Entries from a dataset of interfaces
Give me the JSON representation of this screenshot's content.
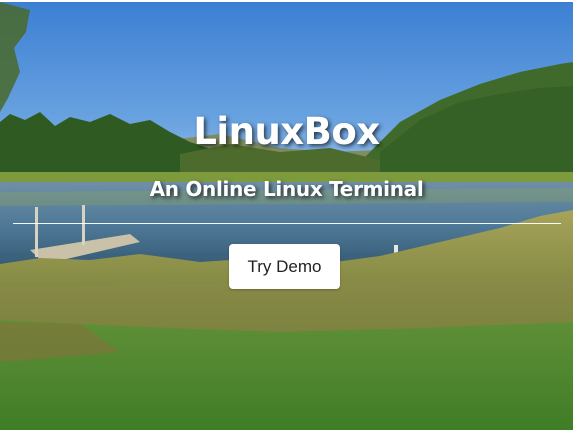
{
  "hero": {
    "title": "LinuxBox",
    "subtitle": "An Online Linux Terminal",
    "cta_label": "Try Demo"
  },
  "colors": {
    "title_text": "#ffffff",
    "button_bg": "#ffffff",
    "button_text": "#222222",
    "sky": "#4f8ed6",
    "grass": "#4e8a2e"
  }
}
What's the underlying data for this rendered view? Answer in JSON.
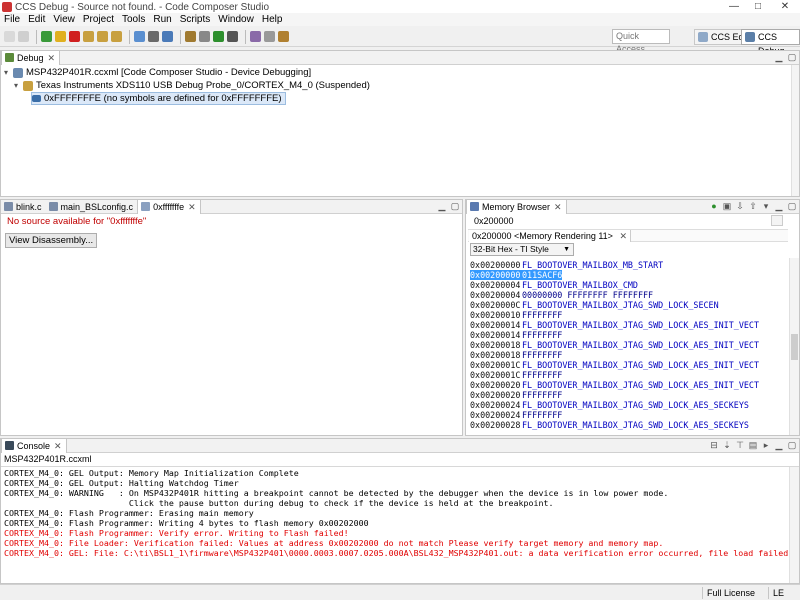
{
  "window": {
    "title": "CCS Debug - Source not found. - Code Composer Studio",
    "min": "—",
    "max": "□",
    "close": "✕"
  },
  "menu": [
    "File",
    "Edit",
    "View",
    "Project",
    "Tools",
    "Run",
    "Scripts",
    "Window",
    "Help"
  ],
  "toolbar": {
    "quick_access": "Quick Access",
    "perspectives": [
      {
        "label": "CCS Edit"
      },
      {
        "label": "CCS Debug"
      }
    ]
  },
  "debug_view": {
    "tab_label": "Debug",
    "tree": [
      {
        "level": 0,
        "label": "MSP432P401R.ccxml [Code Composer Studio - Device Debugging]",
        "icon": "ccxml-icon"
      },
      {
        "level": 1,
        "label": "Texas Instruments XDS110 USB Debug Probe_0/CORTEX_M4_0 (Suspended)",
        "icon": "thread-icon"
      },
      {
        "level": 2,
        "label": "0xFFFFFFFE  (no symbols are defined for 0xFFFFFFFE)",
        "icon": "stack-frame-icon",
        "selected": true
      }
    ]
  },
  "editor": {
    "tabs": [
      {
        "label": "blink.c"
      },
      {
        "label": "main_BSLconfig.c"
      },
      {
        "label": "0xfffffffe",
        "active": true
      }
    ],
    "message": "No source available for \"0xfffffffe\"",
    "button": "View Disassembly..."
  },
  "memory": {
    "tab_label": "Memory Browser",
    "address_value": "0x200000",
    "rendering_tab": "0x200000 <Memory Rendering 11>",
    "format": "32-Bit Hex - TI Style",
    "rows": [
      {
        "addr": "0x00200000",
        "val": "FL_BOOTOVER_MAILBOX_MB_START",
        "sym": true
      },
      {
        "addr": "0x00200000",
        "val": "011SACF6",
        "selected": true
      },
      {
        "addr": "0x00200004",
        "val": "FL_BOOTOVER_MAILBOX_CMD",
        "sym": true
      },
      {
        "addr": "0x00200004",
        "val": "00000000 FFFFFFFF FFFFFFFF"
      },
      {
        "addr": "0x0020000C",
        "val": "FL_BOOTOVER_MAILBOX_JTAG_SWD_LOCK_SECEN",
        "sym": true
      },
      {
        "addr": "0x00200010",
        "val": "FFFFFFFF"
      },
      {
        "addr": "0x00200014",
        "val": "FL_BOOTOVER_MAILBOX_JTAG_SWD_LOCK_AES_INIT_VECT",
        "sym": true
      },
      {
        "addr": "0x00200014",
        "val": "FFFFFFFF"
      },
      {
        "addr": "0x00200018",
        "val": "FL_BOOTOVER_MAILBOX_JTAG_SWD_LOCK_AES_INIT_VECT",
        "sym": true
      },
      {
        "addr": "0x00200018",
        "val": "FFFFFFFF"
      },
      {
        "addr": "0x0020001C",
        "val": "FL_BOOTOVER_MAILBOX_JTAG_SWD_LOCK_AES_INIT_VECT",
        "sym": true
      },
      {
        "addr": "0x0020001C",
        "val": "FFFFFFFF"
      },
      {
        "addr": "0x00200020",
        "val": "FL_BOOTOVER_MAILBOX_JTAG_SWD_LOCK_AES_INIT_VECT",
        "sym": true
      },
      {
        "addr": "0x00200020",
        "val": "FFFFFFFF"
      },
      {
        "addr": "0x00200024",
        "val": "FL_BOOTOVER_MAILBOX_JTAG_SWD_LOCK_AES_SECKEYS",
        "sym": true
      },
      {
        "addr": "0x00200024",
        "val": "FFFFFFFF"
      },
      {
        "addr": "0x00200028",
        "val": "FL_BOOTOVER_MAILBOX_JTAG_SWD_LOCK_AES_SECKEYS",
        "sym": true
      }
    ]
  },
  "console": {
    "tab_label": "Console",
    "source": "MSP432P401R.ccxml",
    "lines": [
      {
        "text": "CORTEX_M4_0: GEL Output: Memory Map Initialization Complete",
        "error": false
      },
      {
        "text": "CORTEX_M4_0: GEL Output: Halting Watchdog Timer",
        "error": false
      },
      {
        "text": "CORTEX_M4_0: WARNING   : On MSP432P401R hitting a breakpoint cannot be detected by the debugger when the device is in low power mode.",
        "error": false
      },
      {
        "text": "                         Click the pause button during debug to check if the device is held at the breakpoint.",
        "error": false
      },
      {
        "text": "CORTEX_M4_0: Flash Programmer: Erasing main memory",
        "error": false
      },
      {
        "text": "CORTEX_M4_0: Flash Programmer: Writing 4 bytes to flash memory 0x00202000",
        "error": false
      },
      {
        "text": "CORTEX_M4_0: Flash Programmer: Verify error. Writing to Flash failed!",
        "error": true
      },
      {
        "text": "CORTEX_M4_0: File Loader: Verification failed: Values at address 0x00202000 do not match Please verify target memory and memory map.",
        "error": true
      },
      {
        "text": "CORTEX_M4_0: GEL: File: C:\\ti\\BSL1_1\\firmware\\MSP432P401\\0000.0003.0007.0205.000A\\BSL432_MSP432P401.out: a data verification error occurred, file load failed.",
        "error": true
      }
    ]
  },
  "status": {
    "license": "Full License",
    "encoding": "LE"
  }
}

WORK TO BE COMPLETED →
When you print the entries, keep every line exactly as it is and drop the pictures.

SOLUTION TO THE EXERCISE →
Give me the JSON representation of this screenshot's content.
{
  "hero": {
    "title": "LinuxBox",
    "subtitle": "An Online Linux Terminal",
    "cta_label": "Try Demo"
  },
  "colors": {
    "title_text": "#ffffff",
    "button_bg": "#ffffff",
    "button_text": "#222222",
    "sky": "#4f8ed6",
    "grass": "#4e8a2e"
  }
}
What's the underlying data for this rendered view? Answer in JSON.
{
  "window": {
    "title": "CCS Debug - Source not found. - Code Composer Studio",
    "min": "—",
    "max": "□",
    "close": "✕"
  },
  "menu": [
    "File",
    "Edit",
    "View",
    "Project",
    "Tools",
    "Run",
    "Scripts",
    "Window",
    "Help"
  ],
  "toolbar": {
    "quick_access": "Quick Access",
    "perspectives": [
      {
        "label": "CCS Edit"
      },
      {
        "label": "CCS Debug"
      }
    ]
  },
  "debug_view": {
    "tab_label": "Debug",
    "tree": [
      {
        "level": 0,
        "label": "MSP432P401R.ccxml [Code Composer Studio - Device Debugging]",
        "icon": "ccxml-icon"
      },
      {
        "level": 1,
        "label": "Texas Instruments XDS110 USB Debug Probe_0/CORTEX_M4_0 (Suspended)",
        "icon": "thread-icon"
      },
      {
        "level": 2,
        "label": "0xFFFFFFFE  (no symbols are defined for 0xFFFFFFFE)",
        "icon": "stack-frame-icon",
        "selected": true
      }
    ]
  },
  "editor": {
    "tabs": [
      {
        "label": "blink.c"
      },
      {
        "label": "main_BSLconfig.c"
      },
      {
        "label": "0xfffffffe",
        "active": true
      }
    ],
    "message": "No source available for \"0xfffffffe\"",
    "button": "View Disassembly..."
  },
  "memory": {
    "tab_label": "Memory Browser",
    "address_value": "0x200000",
    "rendering_tab": "0x200000 <Memory Rendering 11>",
    "format": "32-Bit Hex - TI Style",
    "rows": [
      {
        "addr": "0x00200000",
        "val": "FL_BOOTOVER_MAILBOX_MB_START",
        "sym": true
      },
      {
        "addr": "0x00200000",
        "val": "011SACF6",
        "selected": true
      },
      {
        "addr": "0x00200004",
        "val": "FL_BOOTOVER_MAILBOX_CMD",
        "sym": true
      },
      {
        "addr": "0x00200004",
        "val": "00000000 FFFFFFFF FFFFFFFF"
      },
      {
        "addr": "0x0020000C",
        "val": "FL_BOOTOVER_MAILBOX_JTAG_SWD_LOCK_SECEN",
        "sym": true
      },
      {
        "addr": "0x00200010",
        "val": "FFFFFFFF"
      },
      {
        "addr": "0x00200014",
        "val": "FL_BOOTOVER_MAILBOX_JTAG_SWD_LOCK_AES_INIT_VECT",
        "sym": true
      },
      {
        "addr": "0x00200014",
        "val": "FFFFFFFF"
      },
      {
        "addr": "0x00200018",
        "val": "FL_BOOTOVER_MAILBOX_JTAG_SWD_LOCK_AES_INIT_VECT",
        "sym": true
      },
      {
        "addr": "0x00200018",
        "val": "FFFFFFFF"
      },
      {
        "addr": "0x0020001C",
        "val": "FL_BOOTOVER_MAILBOX_JTAG_SWD_LOCK_AES_INIT_VECT",
        "sym": true
      },
      {
        "addr": "0x0020001C",
        "val": "FFFFFFFF"
      },
      {
        "addr": "0x00200020",
        "val": "FL_BOOTOVER_MAILBOX_JTAG_SWD_LOCK_AES_INIT_VECT",
        "sym": true
      },
      {
        "addr": "0x00200020",
        "val": "FFFFFFFF"
      },
      {
        "addr": "0x00200024",
        "val": "FL_BOOTOVER_MAILBOX_JTAG_SWD_LOCK_AES_SECKEYS",
        "sym": true
      },
      {
        "addr": "0x00200024",
        "val": "FFFFFFFF"
      },
      {
        "addr": "0x00200028",
        "val": "FL_BOOTOVER_MAILBOX_JTAG_SWD_LOCK_AES_SECKEYS",
        "sym": true
      }
    ]
  },
  "console": {
    "tab_label": "Console",
    "source": "MSP432P401R.ccxml",
    "lines": [
      {
        "text": "CORTEX_M4_0: GEL Output: Memory Map Initialization Complete",
        "error": false
      },
      {
        "text": "CORTEX_M4_0: GEL Output: Halting Watchdog Timer",
        "error": false
      },
      {
        "text": "CORTEX_M4_0: WARNING   : On MSP432P401R hitting a breakpoint cannot be detected by the debugger when the device is in low power mode.",
        "error": false
      },
      {
        "text": "                         Click the pause button during debug to check if the device is held at the breakpoint.",
        "error": false
      },
      {
        "text": "CORTEX_M4_0: Flash Programmer: Erasing main memory",
        "error": false
      },
      {
        "text": "CORTEX_M4_0: Flash Programmer: Writing 4 bytes to flash memory 0x00202000",
        "error": false
      },
      {
        "text": "CORTEX_M4_0: Flash Programmer: Verify error. Writing to Flash failed!",
        "error": true
      },
      {
        "text": "CORTEX_M4_0: File Loader: Verification failed: Values at address 0x00202000 do not match Please verify target memory and memory map.",
        "error": true
      },
      {
        "text": "CORTEX_M4_0: GEL: File: C:\\ti\\BSL1_1\\firmware\\MSP432P401\\0000.0003.0007.0205.000A\\BSL432_MSP432P401.out: a data verification error occurred, file load failed.",
        "error": true
      }
    ]
  },
  "status": {
    "license": "Full License",
    "encoding": "LE"
  }
}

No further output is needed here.